* EXTRACTED INFORMATION
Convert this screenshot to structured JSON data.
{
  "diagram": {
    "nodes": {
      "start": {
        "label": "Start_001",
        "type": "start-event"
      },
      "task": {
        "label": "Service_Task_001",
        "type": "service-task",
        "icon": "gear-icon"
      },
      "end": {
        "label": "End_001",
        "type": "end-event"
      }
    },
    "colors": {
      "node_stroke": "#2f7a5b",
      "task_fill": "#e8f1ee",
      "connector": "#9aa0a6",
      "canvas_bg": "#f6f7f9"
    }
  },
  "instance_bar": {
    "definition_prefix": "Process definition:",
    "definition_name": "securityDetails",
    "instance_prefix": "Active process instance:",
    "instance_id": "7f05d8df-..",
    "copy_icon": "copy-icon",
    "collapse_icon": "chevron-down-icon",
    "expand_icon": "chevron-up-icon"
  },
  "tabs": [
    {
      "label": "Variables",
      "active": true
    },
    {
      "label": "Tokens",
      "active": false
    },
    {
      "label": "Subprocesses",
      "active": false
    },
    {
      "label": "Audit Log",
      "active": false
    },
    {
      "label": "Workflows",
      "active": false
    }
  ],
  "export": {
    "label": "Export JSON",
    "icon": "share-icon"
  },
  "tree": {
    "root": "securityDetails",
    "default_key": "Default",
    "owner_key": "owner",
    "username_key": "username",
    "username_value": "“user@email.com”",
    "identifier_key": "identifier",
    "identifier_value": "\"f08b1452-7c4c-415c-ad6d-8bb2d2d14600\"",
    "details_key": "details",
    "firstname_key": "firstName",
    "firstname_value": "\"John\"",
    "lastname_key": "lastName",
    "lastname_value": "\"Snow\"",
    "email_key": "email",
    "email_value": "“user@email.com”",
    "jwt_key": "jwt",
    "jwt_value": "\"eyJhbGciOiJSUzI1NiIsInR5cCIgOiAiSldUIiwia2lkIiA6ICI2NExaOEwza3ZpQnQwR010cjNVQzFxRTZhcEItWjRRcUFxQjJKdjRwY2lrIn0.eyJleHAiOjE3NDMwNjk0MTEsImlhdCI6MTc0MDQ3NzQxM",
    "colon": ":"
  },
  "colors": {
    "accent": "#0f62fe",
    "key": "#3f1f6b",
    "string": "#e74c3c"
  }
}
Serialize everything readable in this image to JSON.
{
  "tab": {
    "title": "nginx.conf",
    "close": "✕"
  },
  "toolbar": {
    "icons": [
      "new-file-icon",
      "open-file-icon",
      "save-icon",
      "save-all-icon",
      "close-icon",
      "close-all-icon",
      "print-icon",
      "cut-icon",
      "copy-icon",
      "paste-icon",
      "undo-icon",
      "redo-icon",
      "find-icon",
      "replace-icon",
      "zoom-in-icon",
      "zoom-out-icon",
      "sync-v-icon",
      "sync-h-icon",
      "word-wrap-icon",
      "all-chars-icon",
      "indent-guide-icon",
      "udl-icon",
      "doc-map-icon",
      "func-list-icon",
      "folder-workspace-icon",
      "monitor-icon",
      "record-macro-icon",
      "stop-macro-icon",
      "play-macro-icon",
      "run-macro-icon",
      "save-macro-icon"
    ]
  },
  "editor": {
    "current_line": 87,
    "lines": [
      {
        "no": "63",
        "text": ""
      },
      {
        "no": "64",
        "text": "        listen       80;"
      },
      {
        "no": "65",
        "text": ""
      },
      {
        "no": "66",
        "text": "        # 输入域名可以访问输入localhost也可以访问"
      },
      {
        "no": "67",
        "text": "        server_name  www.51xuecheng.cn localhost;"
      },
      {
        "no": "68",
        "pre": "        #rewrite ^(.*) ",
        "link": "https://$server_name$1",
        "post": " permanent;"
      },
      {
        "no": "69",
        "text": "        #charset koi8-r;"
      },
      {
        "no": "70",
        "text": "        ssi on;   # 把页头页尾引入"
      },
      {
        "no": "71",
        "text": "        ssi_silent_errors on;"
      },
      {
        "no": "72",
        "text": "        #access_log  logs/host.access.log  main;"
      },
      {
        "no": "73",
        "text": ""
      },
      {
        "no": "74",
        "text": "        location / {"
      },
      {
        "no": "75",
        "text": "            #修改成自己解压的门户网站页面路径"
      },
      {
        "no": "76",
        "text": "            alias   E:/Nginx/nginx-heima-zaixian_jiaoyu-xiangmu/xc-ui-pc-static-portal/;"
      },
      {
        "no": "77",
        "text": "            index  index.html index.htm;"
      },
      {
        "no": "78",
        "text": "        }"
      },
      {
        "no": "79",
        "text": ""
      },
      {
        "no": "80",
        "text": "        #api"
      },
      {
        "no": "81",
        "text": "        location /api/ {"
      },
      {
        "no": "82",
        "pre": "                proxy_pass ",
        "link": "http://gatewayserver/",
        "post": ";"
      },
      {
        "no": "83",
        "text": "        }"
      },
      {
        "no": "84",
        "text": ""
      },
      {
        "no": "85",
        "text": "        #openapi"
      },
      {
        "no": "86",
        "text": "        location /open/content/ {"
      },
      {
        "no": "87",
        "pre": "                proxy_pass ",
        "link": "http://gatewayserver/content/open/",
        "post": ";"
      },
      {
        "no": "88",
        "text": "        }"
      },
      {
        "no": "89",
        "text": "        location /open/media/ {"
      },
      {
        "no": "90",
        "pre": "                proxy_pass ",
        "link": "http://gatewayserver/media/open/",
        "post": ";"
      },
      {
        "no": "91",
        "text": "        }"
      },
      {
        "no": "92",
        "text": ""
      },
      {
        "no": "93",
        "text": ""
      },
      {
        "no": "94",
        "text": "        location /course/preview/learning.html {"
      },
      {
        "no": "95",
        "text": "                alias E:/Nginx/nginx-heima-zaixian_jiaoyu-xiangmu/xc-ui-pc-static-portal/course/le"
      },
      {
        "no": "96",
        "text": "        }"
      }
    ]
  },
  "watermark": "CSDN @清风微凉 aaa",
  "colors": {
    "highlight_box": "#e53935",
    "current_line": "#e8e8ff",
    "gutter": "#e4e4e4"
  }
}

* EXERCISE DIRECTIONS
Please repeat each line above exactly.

* TASK OUTPUT
Convert this screenshot to structured JSON data.
{
  "diagram": {
    "nodes": {
      "start": {
        "label": "Start_001",
        "type": "start-event"
      },
      "task": {
        "label": "Service_Task_001",
        "type": "service-task",
        "icon": "gear-icon"
      },
      "end": {
        "label": "End_001",
        "type": "end-event"
      }
    },
    "colors": {
      "node_stroke": "#2f7a5b",
      "task_fill": "#e8f1ee",
      "connector": "#9aa0a6",
      "canvas_bg": "#f6f7f9"
    }
  },
  "instance_bar": {
    "definition_prefix": "Process definition:",
    "definition_name": "securityDetails",
    "instance_prefix": "Active process instance:",
    "instance_id": "7f05d8df-..",
    "copy_icon": "copy-icon",
    "collapse_icon": "chevron-down-icon",
    "expand_icon": "chevron-up-icon"
  },
  "tabs": [
    {
      "label": "Variables",
      "active": true
    },
    {
      "label": "Tokens",
      "active": false
    },
    {
      "label": "Subprocesses",
      "active": false
    },
    {
      "label": "Audit Log",
      "active": false
    },
    {
      "label": "Workflows",
      "active": false
    }
  ],
  "export": {
    "label": "Export JSON",
    "icon": "share-icon"
  },
  "tree": {
    "root": "securityDetails",
    "default_key": "Default",
    "owner_key": "owner",
    "username_key": "username",
    "username_value": "“user@email.com”",
    "identifier_key": "identifier",
    "identifier_value": "\"f08b1452-7c4c-415c-ad6d-8bb2d2d14600\"",
    "details_key": "details",
    "firstname_key": "firstName",
    "firstname_value": "\"John\"",
    "lastname_key": "lastName",
    "lastname_value": "\"Snow\"",
    "email_key": "email",
    "email_value": "“user@email.com”",
    "jwt_key": "jwt",
    "jwt_value": "\"eyJhbGciOiJSUzI1NiIsInR5cCIgOiAiSldUIiwia2lkIiA6ICI2NExaOEwza3ZpQnQwR010cjNVQzFxRTZhcEItWjRRcUFxQjJKdjRwY2lrIn0.eyJleHAiOjE3NDMwNjk0MTEsImlhdCI6MTc0MDQ3NzQxM",
    "colon": ":"
  },
  "colors": {
    "accent": "#0f62fe",
    "key": "#3f1f6b",
    "string": "#e74c3c"
  }
}
Serialize everything readable in this image to JSON.
{
  "tab": {
    "title": "nginx.conf",
    "close": "✕"
  },
  "toolbar": {
    "icons": [
      "new-file-icon",
      "open-file-icon",
      "save-icon",
      "save-all-icon",
      "close-icon",
      "close-all-icon",
      "print-icon",
      "cut-icon",
      "copy-icon",
      "paste-icon",
      "undo-icon",
      "redo-icon",
      "find-icon",
      "replace-icon",
      "zoom-in-icon",
      "zoom-out-icon",
      "sync-v-icon",
      "sync-h-icon",
      "word-wrap-icon",
      "all-chars-icon",
      "indent-guide-icon",
      "udl-icon",
      "doc-map-icon",
      "func-list-icon",
      "folder-workspace-icon",
      "monitor-icon",
      "record-macro-icon",
      "stop-macro-icon",
      "play-macro-icon",
      "run-macro-icon",
      "save-macro-icon"
    ]
  },
  "editor": {
    "current_line": 87,
    "lines": [
      {
        "no": "63",
        "text": ""
      },
      {
        "no": "64",
        "text": "        listen       80;"
      },
      {
        "no": "65",
        "text": ""
      },
      {
        "no": "66",
        "text": "        # 输入域名可以访问输入localhost也可以访问"
      },
      {
        "no": "67",
        "text": "        server_name  www.51xuecheng.cn localhost;"
      },
      {
        "no": "68",
        "pre": "        #rewrite ^(.*) ",
        "link": "https://$server_name$1",
        "post": " permanent;"
      },
      {
        "no": "69",
        "text": "        #charset koi8-r;"
      },
      {
        "no": "70",
        "text": "        ssi on;   # 把页头页尾引入"
      },
      {
        "no": "71",
        "text": "        ssi_silent_errors on;"
      },
      {
        "no": "72",
        "text": "        #access_log  logs/host.access.log  main;"
      },
      {
        "no": "73",
        "text": ""
      },
      {
        "no": "74",
        "text": "        location / {"
      },
      {
        "no": "75",
        "text": "            #修改成自己解压的门户网站页面路径"
      },
      {
        "no": "76",
        "text": "            alias   E:/Nginx/nginx-heima-zaixian_jiaoyu-xiangmu/xc-ui-pc-static-portal/;"
      },
      {
        "no": "77",
        "text": "            index  index.html index.htm;"
      },
      {
        "no": "78",
        "text": "        }"
      },
      {
        "no": "79",
        "text": ""
      },
      {
        "no": "80",
        "text": "        #api"
      },
      {
        "no": "81",
        "text": "        location /api/ {"
      },
      {
        "no": "82",
        "pre": "                proxy_pass ",
        "link": "http://gatewayserver/",
        "post": ";"
      },
      {
        "no": "83",
        "text": "        }"
      },
      {
        "no": "84",
        "text": ""
      },
      {
        "no": "85",
        "text": "        #openapi"
      },
      {
        "no": "86",
        "text": "        location /open/content/ {"
      },
      {
        "no": "87",
        "pre": "                proxy_pass ",
        "link": "http://gatewayserver/content/open/",
        "post": ";"
      },
      {
        "no": "88",
        "text": "        }"
      },
      {
        "no": "89",
        "text": "        location /open/media/ {"
      },
      {
        "no": "90",
        "pre": "                proxy_pass ",
        "link": "http://gatewayserver/media/open/",
        "post": ";"
      },
      {
        "no": "91",
        "text": "        }"
      },
      {
        "no": "92",
        "text": ""
      },
      {
        "no": "93",
        "text": ""
      },
      {
        "no": "94",
        "text": "        location /course/preview/learning.html {"
      },
      {
        "no": "95",
        "text": "                alias E:/Nginx/nginx-heima-zaixian_jiaoyu-xiangmu/xc-ui-pc-static-portal/course/le"
      },
      {
        "no": "96",
        "text": "        }"
      }
    ]
  },
  "watermark": "CSDN @清风微凉 aaa",
  "colors": {
    "highlight_box": "#e53935",
    "current_line": "#e8e8ff",
    "gutter": "#e4e4e4"
  }
}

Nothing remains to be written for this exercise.